A European Union air pollutant emission inventory report compiled by the European Environment Agency (EEA) and released in July shows that the EU27 has cut SO2 emissions by 78 per cent since 1990. The decline was particularly sharp – more than 20 per cent – from 2007 to 2008, most probably as a result of the entry into force of stricter emission standards for old large coal-fired power plants. SO2 pollution acidifies ecosystems and forms harmful fine particulate matter (PM) in the atmosphere.
The emissions of the three ozone precursors NOx, VOCs and CO also continued their downward trend.

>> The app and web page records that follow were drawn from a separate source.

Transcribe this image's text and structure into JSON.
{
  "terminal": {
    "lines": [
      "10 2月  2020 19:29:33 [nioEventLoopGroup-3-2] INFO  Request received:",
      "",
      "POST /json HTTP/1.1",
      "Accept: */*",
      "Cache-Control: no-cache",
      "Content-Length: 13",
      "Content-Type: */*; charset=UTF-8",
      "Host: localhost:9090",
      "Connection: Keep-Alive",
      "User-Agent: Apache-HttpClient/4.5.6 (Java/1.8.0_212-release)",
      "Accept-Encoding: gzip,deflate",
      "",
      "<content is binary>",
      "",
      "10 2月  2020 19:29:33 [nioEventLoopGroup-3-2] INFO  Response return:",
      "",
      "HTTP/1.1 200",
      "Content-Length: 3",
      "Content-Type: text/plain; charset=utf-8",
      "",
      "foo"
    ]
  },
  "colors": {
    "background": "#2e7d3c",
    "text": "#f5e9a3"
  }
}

Ground-level ozone is a harmful pollutant that can trigger respiratory problems, contribute to premature mortality and also damage plants, reducing agricultural crop yields.

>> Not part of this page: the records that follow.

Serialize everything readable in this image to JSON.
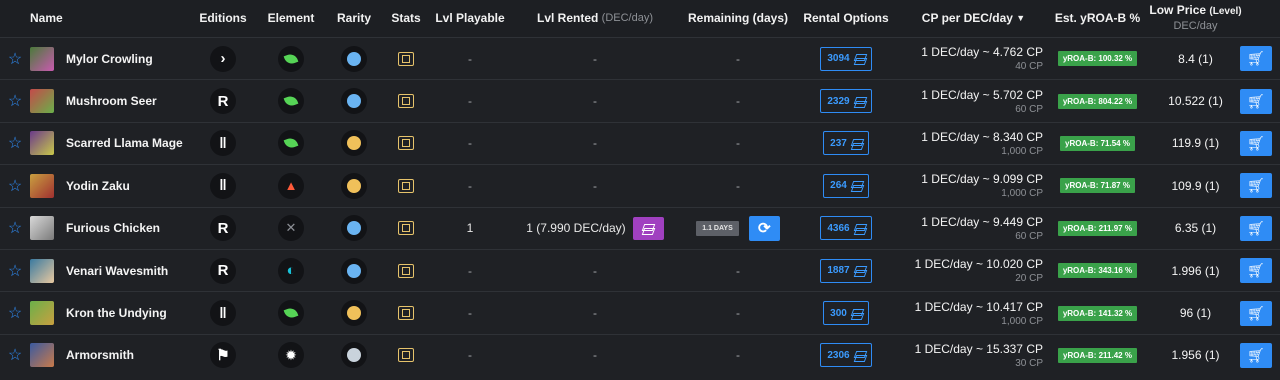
{
  "headers": {
    "name": "Name",
    "editions": "Editions",
    "element": "Element",
    "rarity": "Rarity",
    "stats": "Stats",
    "lvl_playable": "Lvl Playable",
    "lvl_rented": "Lvl Rented",
    "lvl_rented_unit": "(DEC/day)",
    "remaining": "Remaining (days)",
    "rental_options": "Rental Options",
    "cp_per_dec": "CP per DEC/day",
    "yroa": "Est. yROA-B %",
    "low_price": "Low Price",
    "low_price_level": "(Level)",
    "low_price_unit": "DEC/day"
  },
  "rows": [
    {
      "name": "Mylor Crowling",
      "edition_icon": "chevron-icon",
      "element_icon": "leaf-icon",
      "rarity_color": "#6ab4f2",
      "lvl_playable": "-",
      "lvl_rented": "-",
      "remaining": "-",
      "rental_count": "3094",
      "cp_main": "1 DEC/day ~ 4.762 CP",
      "cp_sub": "40 CP",
      "yroa": "yROA-B: 100.32 %",
      "low_price": "8.4 (1)"
    },
    {
      "name": "Mushroom Seer",
      "edition_icon": "r-icon",
      "element_icon": "leaf-icon",
      "rarity_color": "#6ab4f2",
      "lvl_playable": "-",
      "lvl_rented": "-",
      "remaining": "-",
      "rental_count": "2329",
      "cp_main": "1 DEC/day ~ 5.702 CP",
      "cp_sub": "60 CP",
      "yroa": "yROA-B: 804.22 %",
      "low_price": "10.522 (1)"
    },
    {
      "name": "Scarred Llama Mage",
      "edition_icon": "pillar-icon",
      "element_icon": "leaf-icon",
      "rarity_color": "#f0c05a",
      "lvl_playable": "-",
      "lvl_rented": "-",
      "remaining": "-",
      "rental_count": "237",
      "cp_main": "1 DEC/day ~ 8.340 CP",
      "cp_sub": "1,000 CP",
      "yroa": "yROA-B: 71.54 %",
      "low_price": "119.9 (1)"
    },
    {
      "name": "Yodin Zaku",
      "edition_icon": "pillar-icon",
      "element_icon": "fire-icon",
      "rarity_color": "#f0c05a",
      "lvl_playable": "-",
      "lvl_rented": "-",
      "remaining": "-",
      "rental_count": "264",
      "cp_main": "1 DEC/day ~ 9.099 CP",
      "cp_sub": "1,000 CP",
      "yroa": "yROA-B: 71.87 %",
      "low_price": "109.9 (1)"
    },
    {
      "name": "Furious Chicken",
      "edition_icon": "r-icon",
      "element_icon": "neutral-icon",
      "rarity_color": "#6ab4f2",
      "lvl_playable": "1",
      "lvl_rented": "1 (7.990 DEC/day)",
      "remaining": "1.1 DAYS",
      "rental_count": "4366",
      "cp_main": "1 DEC/day ~ 9.449 CP",
      "cp_sub": "60 CP",
      "yroa": "yROA-B: 211.97 %",
      "low_price": "6.35 (1)"
    },
    {
      "name": "Venari Wavesmith",
      "edition_icon": "r-icon",
      "element_icon": "water-icon",
      "rarity_color": "#6ab4f2",
      "lvl_playable": "-",
      "lvl_rented": "-",
      "remaining": "-",
      "rental_count": "1887",
      "cp_main": "1 DEC/day ~ 10.020 CP",
      "cp_sub": "20 CP",
      "yroa": "yROA-B: 343.16 %",
      "low_price": "1.996 (1)"
    },
    {
      "name": "Kron the Undying",
      "edition_icon": "pillar-icon",
      "element_icon": "leaf-icon",
      "rarity_color": "#f0c05a",
      "lvl_playable": "-",
      "lvl_rented": "-",
      "remaining": "-",
      "rental_count": "300",
      "cp_main": "1 DEC/day ~ 10.417 CP",
      "cp_sub": "1,000 CP",
      "yroa": "yROA-B: 141.32 %",
      "low_price": "96 (1)"
    },
    {
      "name": "Armorsmith",
      "edition_icon": "flag-icon",
      "element_icon": "sun-icon",
      "rarity_color": "#c9d3dc",
      "lvl_playable": "-",
      "lvl_rented": "-",
      "remaining": "-",
      "rental_count": "2306",
      "cp_main": "1 DEC/day ~ 15.337 CP",
      "cp_sub": "30 CP",
      "yroa": "yROA-B: 211.42 %",
      "low_price": "1.956 (1)"
    }
  ]
}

Emission trends for healthdamaging primary fine particles (PM2.5 and PM10) have not improved much in the last five years, with emissions actually increasing slightly (by 0.2 per cent) in 2008 compared to the previous year.

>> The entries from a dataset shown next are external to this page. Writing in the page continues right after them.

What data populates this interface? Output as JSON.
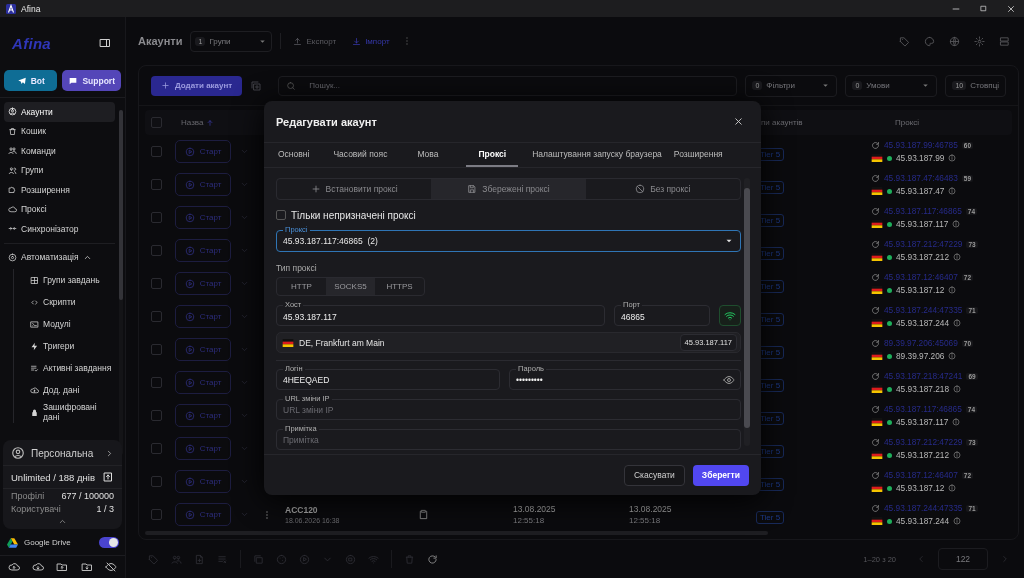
{
  "window": {
    "title": "Afina"
  },
  "sidebar": {
    "logo": "Afina",
    "buttons": [
      {
        "kind": "telegram",
        "label": "Bot"
      },
      {
        "kind": "support",
        "label": "Support"
      }
    ],
    "items": [
      {
        "kind": "accounts",
        "label": "Акаунти",
        "selected": true
      },
      {
        "kind": "trash",
        "label": "Кошик",
        "selected": false
      },
      {
        "kind": "teams",
        "label": "Команди",
        "selected": false
      },
      {
        "kind": "groups",
        "label": "Групи",
        "selected": false
      },
      {
        "kind": "extensions",
        "label": "Розширення",
        "selected": false
      },
      {
        "kind": "proxy",
        "label": "Проксі",
        "selected": false
      },
      {
        "kind": "sync",
        "label": "Синхронізатор",
        "selected": false
      }
    ],
    "automation": {
      "label": "Автоматизація",
      "expanded": true,
      "children": [
        {
          "kind": "taskgroups",
          "label": "Групи завдань",
          "selected": false
        },
        {
          "kind": "scripts",
          "label": "Скрипти",
          "selected": false
        },
        {
          "kind": "modules",
          "label": "Модулі",
          "selected": false
        },
        {
          "kind": "triggers",
          "label": "Тригери",
          "selected": false
        },
        {
          "kind": "tasks",
          "label": "Активні завдання",
          "selected": false
        },
        {
          "kind": "data",
          "label": "Дод. дані",
          "selected": false
        },
        {
          "kind": "encrypted",
          "label": "Зашифровані дані",
          "selected": false
        }
      ]
    },
    "plan": {
      "name": "Персональна",
      "license": "Unlimited / 188 днів",
      "stats": [
        {
          "label": "Профілі",
          "value": "677 / 100000"
        },
        {
          "label": "Користувачі",
          "value": "1 / 3"
        }
      ]
    },
    "drive": {
      "label": "Google Drive",
      "on": true
    }
  },
  "header": {
    "title": "Акаунти",
    "groups": {
      "count": "1",
      "label": "Групи"
    },
    "actions": [
      {
        "kind": "export",
        "label": "Експорт",
        "disabled": true
      },
      {
        "kind": "import",
        "label": "Імпорт",
        "disabled": false
      }
    ]
  },
  "toolbar": {
    "add_button": "Додати акаунт",
    "search": {
      "placeholder": "Пошук..."
    },
    "filters": [
      {
        "count": "0",
        "label": "Фільтри",
        "dropdown": true
      },
      {
        "count": "0",
        "label": "Умови",
        "dropdown": true
      },
      {
        "count": "10",
        "label": "Стовпці",
        "dropdown": false
      }
    ]
  },
  "table": {
    "select_all": {
      "checked": false
    },
    "columns": [
      {
        "label": "Назва",
        "sorted": true
      },
      {
        "label": "пи акаунтів",
        "sorted": false
      },
      {
        "label": "Проксі",
        "sorted": false
      }
    ],
    "rows": [
      {
        "checked": false,
        "action": "Старт",
        "tier": "Tier 5",
        "proxy": "45.93.187.99:46785",
        "score": "60",
        "ip": "45.93.187.99"
      },
      {
        "checked": false,
        "action": "Старт",
        "tier": "Tier 5",
        "proxy": "45.93.187.47:46483",
        "score": "59",
        "ip": "45.93.187.47"
      },
      {
        "checked": false,
        "action": "Старт",
        "tier": "Tier 5",
        "proxy": "45.93.187.117:46865",
        "score": "74",
        "ip": "45.93.187.117"
      },
      {
        "checked": false,
        "action": "Старт",
        "tier": "Tier 5",
        "proxy": "45.93.187.212:47229",
        "score": "73",
        "ip": "45.93.187.212"
      },
      {
        "checked": false,
        "action": "Старт",
        "tier": "Tier 5",
        "proxy": "45.93.187.12:46407",
        "score": "72",
        "ip": "45.93.187.12"
      },
      {
        "checked": false,
        "action": "Старт",
        "tier": "Tier 5",
        "proxy": "45.93.187.244:47335",
        "score": "71",
        "ip": "45.93.187.244"
      },
      {
        "checked": false,
        "action": "Старт",
        "tier": "Tier 5",
        "proxy": "89.39.97.206:45069",
        "score": "70",
        "ip": "89.39.97.206"
      },
      {
        "checked": false,
        "action": "Старт",
        "tier": "Tier 5",
        "proxy": "45.93.187.218:47241",
        "score": "69",
        "ip": "45.93.187.218"
      },
      {
        "checked": false,
        "action": "Старт",
        "tier": "Tier 5",
        "proxy": "45.93.187.117:46865",
        "score": "74",
        "ip": "45.93.187.117"
      },
      {
        "checked": false,
        "action": "Старт",
        "tier": "Tier 5",
        "proxy": "45.93.187.212:47229",
        "score": "73",
        "ip": "45.93.187.212"
      },
      {
        "checked": false,
        "action": "Старт",
        "tier": "Tier 5",
        "proxy": "45.93.187.12:46407",
        "score": "72",
        "ip": "45.93.187.12"
      },
      {
        "checked": false,
        "action": "Старт",
        "name": "ACC120",
        "created": "18.06.2026 16:38",
        "date_1": {
          "day": "13.08.2025",
          "time": "12:55:18"
        },
        "date_2": {
          "day": "13.08.2025",
          "time": "12:55:18"
        },
        "tier": "Tier 5",
        "proxy": "45.93.187.244:47335",
        "score": "71",
        "ip": "45.93.187.244"
      }
    ]
  },
  "footer": {
    "range": "1–20 з 20",
    "page": "122"
  },
  "modal": {
    "title": "Редагувати акаунт",
    "tabs": [
      {
        "label": "Основні",
        "selected": false
      },
      {
        "label": "Часовий пояс",
        "selected": false
      },
      {
        "label": "Мова",
        "selected": false
      },
      {
        "label": "Проксі",
        "selected": true
      },
      {
        "label": "Налаштування запуску браузера",
        "selected": false
      },
      {
        "label": "Розширення",
        "selected": false
      }
    ],
    "sources": [
      {
        "kind": "add",
        "label": "Встановити проксі",
        "selected": false
      },
      {
        "kind": "saved",
        "label": "Збережені проксі",
        "selected": true
      },
      {
        "kind": "none",
        "label": "Без проксі",
        "selected": false
      }
    ],
    "unassigned_only": {
      "label": "Тільки непризначені проксі",
      "checked": false
    },
    "proxy_select": {
      "label": "Проксі",
      "value": "45.93.187.117:46865  (2)"
    },
    "type": {
      "label": "Тип проксі",
      "options": [
        {
          "label": "HTTP",
          "selected": false
        },
        {
          "label": "SOCKS5",
          "selected": true
        },
        {
          "label": "HTTPS",
          "selected": false
        }
      ]
    },
    "host": {
      "label": "Хост",
      "value": "45.93.187.117"
    },
    "port": {
      "label": "Порт",
      "value": "46865"
    },
    "geo": {
      "location": "DE, Frankfurt am Main",
      "ip": "45.93.187.117"
    },
    "login": {
      "label": "Логін",
      "value": "4HEEQAED"
    },
    "password": {
      "label": "Пароль",
      "value": "•••••••••"
    },
    "ip_change_url": {
      "label": "URL зміни IP",
      "placeholder": "URL зміни IP"
    },
    "note": {
      "label": "Примітка",
      "placeholder": "Примітка"
    },
    "buttons": [
      {
        "kind": "cancel",
        "label": "Скасувати"
      },
      {
        "kind": "save",
        "label": "Зберегти"
      }
    ]
  }
}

The full report: European Union emission inventory report 1990–2008 under the UNECE Convention on Long-range Transboundary Air Pollution (LRTAP). EEA Technical report No 7/2010